In fact, he will sermonize at this year's High Holy Days on seeing the spiritual in the mundane.

Rubenstein, who began his service at Ner Tamid July 1, shortly before his 36th birthday, has dealt with such daily pressures. Ordained in May, he spent the last five years commuting between Randolph, Mass., and the Academy for Jewish Religion in New York City.

Since there is no rabbinical school in the Bay State, and since he wanted daughters Batya, 4, and Tovah, 2, to live "with green grass outside," Rubenstein, his wife, Aviva, and their daughters lived with the rabbi's parents.

For the past two years he also commuted 40 miles each way to Marlborough, Mass., where he worked as a student rabbi and ran the Hebrew school at the independent Temple Emmanuel under the tutelage of his mentor, Rabbi Lowell Weiss.

New York's Academy for Jewish Religion is also an independent institution, unaffiliated with Judaism's major movements. Students and faculty from various backgrounds "learn from each other how Judaism can flourish in a very pluralistic society," Rubenstein said.

The young rabbi, who grew up in a Conservative synagogue, described his new congregation as pluralistic, with some 300 members from nations as diverse as Chile, Egypt, Greece, Israel and Russia. It is unusual for a member not to have an accent, he joked in his Bostonese.

The international membership brings in both Ashkenazic and Sephardic traditions, so that members "enjoy the best of both worlds," he said.

Rubenstein, who is Ashkenazic, plans to incorporate more Sephardic customs as he learns them from members of the 53-year-old congregation.

People practice what they want, "whether Ashkenazic or Sephardic…and we all join in," he said.

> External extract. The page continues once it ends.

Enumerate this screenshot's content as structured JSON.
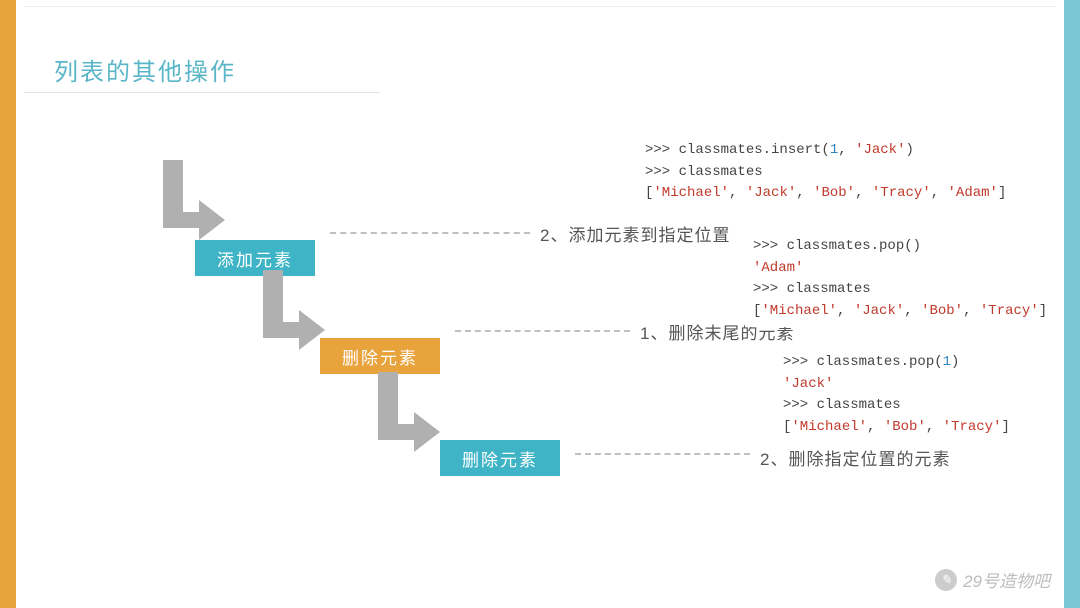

For instance, the congregation sometimes sings the hymn "Ein Keloheinu" in Ladino, a Sephardic dialect. Customs may vary at the synagogue's Passover seder, when some tables will have rice, according to the Sephardic tradition, and others will not.

Ner Tamid's members are also self-reliant and some recite particular prayers each week. They are "not dependent on the rabbi and chazzan [cantor] to do everything," he said.

Among them is the rabbi's own daughter, Batya, who turns 5 in October. Batya recites the motzi over the challah after services each Saturday morning.

Rubenstein aims to bring more families with young children to Ner Tamid. He is considering starting a Tot Shabbat program for preschool children. His duties will also include both teaching and administering in the Hebrew school.

He is well-equipped for that role. Rubenstein holds a master's degree from the Brandeis-Hornstein Jewish Communal Service program and a bachelor's degree in psychology from the University of Pennsylvania.

Rubenstein, who replaces the interim Rabbi Alfred Koltach, will be formally installed some time in October.